Planet Earth and every thing living on it is made up of elements. An element is a pure substance made up of atoms all of the same type. Some elements are vital to our survival, while others – depending on the dose – are harmful to us.
So where did elements come from? How are elements classified? What uses have we found for elements in our modern society? This context may be able to provide answers to these questions.
Where did elements come from?
Here’s what Martin Rees, UK’s Astronomer Royal, recently said:
And we know that every atom in our body was forged in an ancient star somewhere in the Milky Way. We are literally the ashes of long-dead stars – the nuclear waste from the fuel that makes stars shine. To understand ourselves, we must understand the atoms we’re made of – but we must also understand the stars that made those atoms.
The experiments that will be conducted at the Large Hadron Collider at CERN in Switzerland will allow scientists to better understand the fine structure of atoms and explore the conditions that are thought to have existed at the moment of creation of the universe.
Arranging the elements
The periodic table of elements is a very useful tool, and it can be used to organise many of the ideas in chemistry. The history of its development is a fascinating story, demonstrating the roles that imagination and creativity play in science.

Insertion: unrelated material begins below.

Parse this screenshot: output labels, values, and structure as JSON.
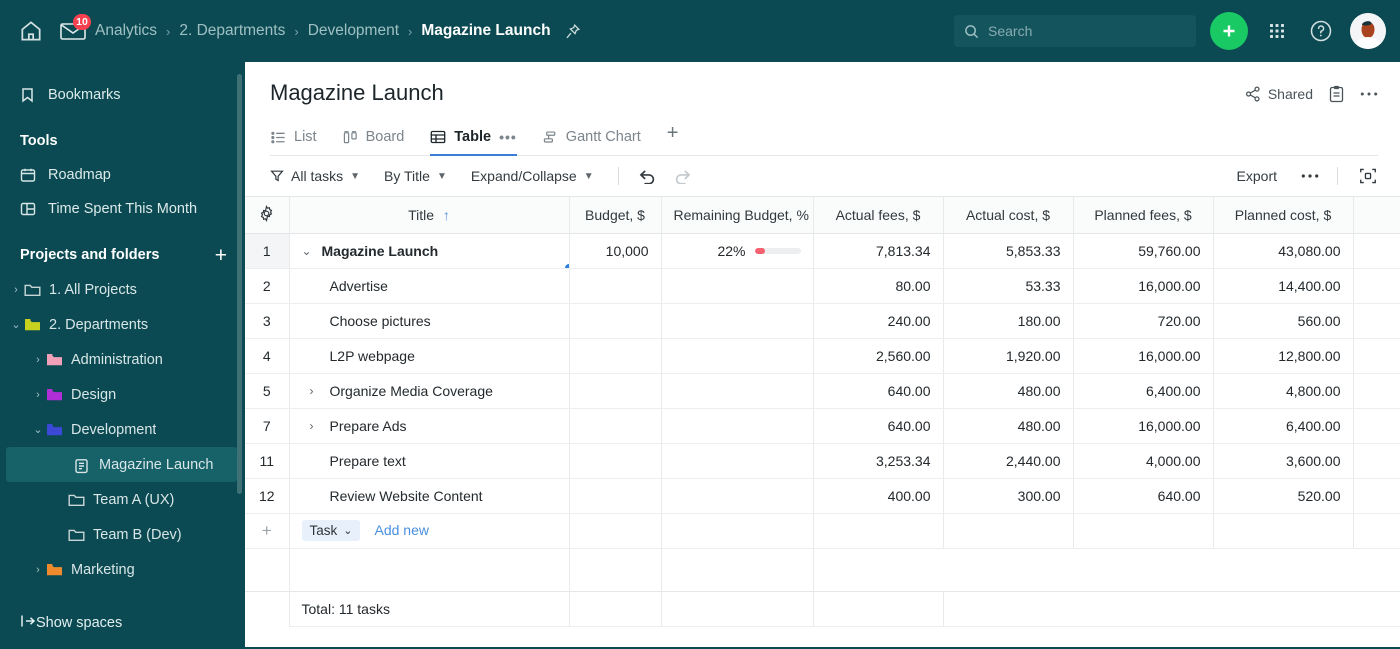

Which elements are we humans made up of? Does our diet provide us with all the elements we need? What happens if we have too much or too little of a given element? This section provides answers to these intriguing questions.
Uses of metals
Of the 92 naturally occurring elements, 78 are metals. Our modern society is literally built with metals. But forget iron and aluminium – titanium is the metal of the future, with titanium alloys increasingly being used in transport, medical science and high-tech sports.
Isotopes, particularly those that are radioactive, are widely used in our modern society. Perhaps the best known of these is carbon-14, which is used to date artefacts of historical importance such as ancient moa bones found in an archaeological dig at the Wairau Bar close to the town of Blenheim.
- Nature of Science
Science knowledge is reliable and durable but never absolute or certain. This knowledge is subject to change. Scientific claims change as new evidence – made possible by advances in thinking and technology – is brought to bear on these claims.